Output the material exactly, with every line intact.
☆ ☆ ☆ ☆ ☆ ☆ ☆
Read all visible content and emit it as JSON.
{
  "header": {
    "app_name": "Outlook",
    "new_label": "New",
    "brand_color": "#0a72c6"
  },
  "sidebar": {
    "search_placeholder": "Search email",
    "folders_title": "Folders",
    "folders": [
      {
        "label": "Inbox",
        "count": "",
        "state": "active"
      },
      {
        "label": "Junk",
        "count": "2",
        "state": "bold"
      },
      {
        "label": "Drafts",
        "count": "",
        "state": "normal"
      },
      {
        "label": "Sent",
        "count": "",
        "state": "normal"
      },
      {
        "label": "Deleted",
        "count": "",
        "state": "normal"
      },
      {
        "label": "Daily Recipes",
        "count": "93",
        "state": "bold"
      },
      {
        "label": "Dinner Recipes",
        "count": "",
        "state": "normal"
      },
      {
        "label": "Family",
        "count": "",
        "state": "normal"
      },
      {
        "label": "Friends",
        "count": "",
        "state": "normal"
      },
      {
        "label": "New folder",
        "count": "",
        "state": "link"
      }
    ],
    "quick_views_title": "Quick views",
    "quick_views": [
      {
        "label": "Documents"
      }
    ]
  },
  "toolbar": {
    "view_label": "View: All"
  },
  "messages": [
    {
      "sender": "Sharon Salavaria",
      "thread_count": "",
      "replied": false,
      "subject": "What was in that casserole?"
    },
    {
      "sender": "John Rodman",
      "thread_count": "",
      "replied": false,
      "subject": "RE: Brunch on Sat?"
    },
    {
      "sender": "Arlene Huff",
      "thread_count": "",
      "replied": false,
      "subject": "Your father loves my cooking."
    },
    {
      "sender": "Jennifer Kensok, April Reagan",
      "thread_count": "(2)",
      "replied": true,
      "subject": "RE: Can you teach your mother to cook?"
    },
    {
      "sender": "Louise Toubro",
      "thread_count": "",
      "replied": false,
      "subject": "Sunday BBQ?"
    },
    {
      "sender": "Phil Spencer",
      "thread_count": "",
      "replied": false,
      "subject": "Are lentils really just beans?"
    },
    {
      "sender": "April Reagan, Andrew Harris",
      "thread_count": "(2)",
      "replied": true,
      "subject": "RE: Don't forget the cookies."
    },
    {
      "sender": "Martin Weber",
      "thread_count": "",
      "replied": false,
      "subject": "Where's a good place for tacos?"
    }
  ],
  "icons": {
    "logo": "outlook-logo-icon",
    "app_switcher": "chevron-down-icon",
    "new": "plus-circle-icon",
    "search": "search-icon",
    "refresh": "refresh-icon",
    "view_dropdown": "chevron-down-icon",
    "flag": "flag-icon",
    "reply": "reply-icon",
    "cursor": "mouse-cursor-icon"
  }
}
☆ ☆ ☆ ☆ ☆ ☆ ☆
_Expected answer_:
Read all visible content and emit it as JSON.
{
  "header": {
    "app_name": "Outlook",
    "new_label": "New",
    "brand_color": "#0a72c6"
  },
  "sidebar": {
    "search_placeholder": "Search email",
    "folders_title": "Folders",
    "folders": [
      {
        "label": "Inbox",
        "count": "",
        "state": "active"
      },
      {
        "label": "Junk",
        "count": "2",
        "state": "bold"
      },
      {
        "label": "Drafts",
        "count": "",
        "state": "normal"
      },
      {
        "label": "Sent",
        "count": "",
        "state": "normal"
      },
      {
        "label": "Deleted",
        "count": "",
        "state": "normal"
      },
      {
        "label": "Daily Recipes",
        "count": "93",
        "state": "bold"
      },
      {
        "label": "Dinner Recipes",
        "count": "",
        "state": "normal"
      },
      {
        "label": "Family",
        "count": "",
        "state": "normal"
      },
      {
        "label": "Friends",
        "count": "",
        "state": "normal"
      },
      {
        "label": "New folder",
        "count": "",
        "state": "link"
      }
    ],
    "quick_views_title": "Quick views",
    "quick_views": [
      {
        "label": "Documents"
      }
    ]
  },
  "toolbar": {
    "view_label": "View: All"
  },
  "messages": [
    {
      "sender": "Sharon Salavaria",
      "thread_count": "",
      "replied": false,
      "subject": "What was in that casserole?"
    },
    {
      "sender": "John Rodman",
      "thread_count": "",
      "replied": false,
      "subject": "RE: Brunch on Sat?"
    },
    {
      "sender": "Arlene Huff",
      "thread_count": "",
      "replied": false,
      "subject": "Your father loves my cooking."
    },
    {
      "sender": "Jennifer Kensok, April Reagan",
      "thread_count": "(2)",
      "replied": true,
      "subject": "RE: Can you teach your mother to cook?"
    },
    {
      "sender": "Louise Toubro",
      "thread_count": "",
      "replied": false,
      "subject": "Sunday BBQ?"
    },
    {
      "sender": "Phil Spencer",
      "thread_count": "",
      "replied": false,
      "subject": "Are lentils really just beans?"
    },
    {
      "sender": "April Reagan, Andrew Harris",
      "thread_count": "(2)",
      "replied": true,
      "subject": "RE: Don't forget the cookies."
    },
    {
      "sender": "Martin Weber",
      "thread_count": "",
      "replied": false,
      "subject": "Where's a good place for tacos?"
    }
  ],
  "icons": {
    "logo": "outlook-logo-icon",
    "app_switcher": "chevron-down-icon",
    "new": "plus-circle-icon",
    "search": "search-icon",
    "refresh": "refresh-icon",
    "view_dropdown": "chevron-down-icon",
    "flag": "flag-icon",
    "reply": "reply-icon",
    "cursor": "mouse-cursor-icon"
  }
}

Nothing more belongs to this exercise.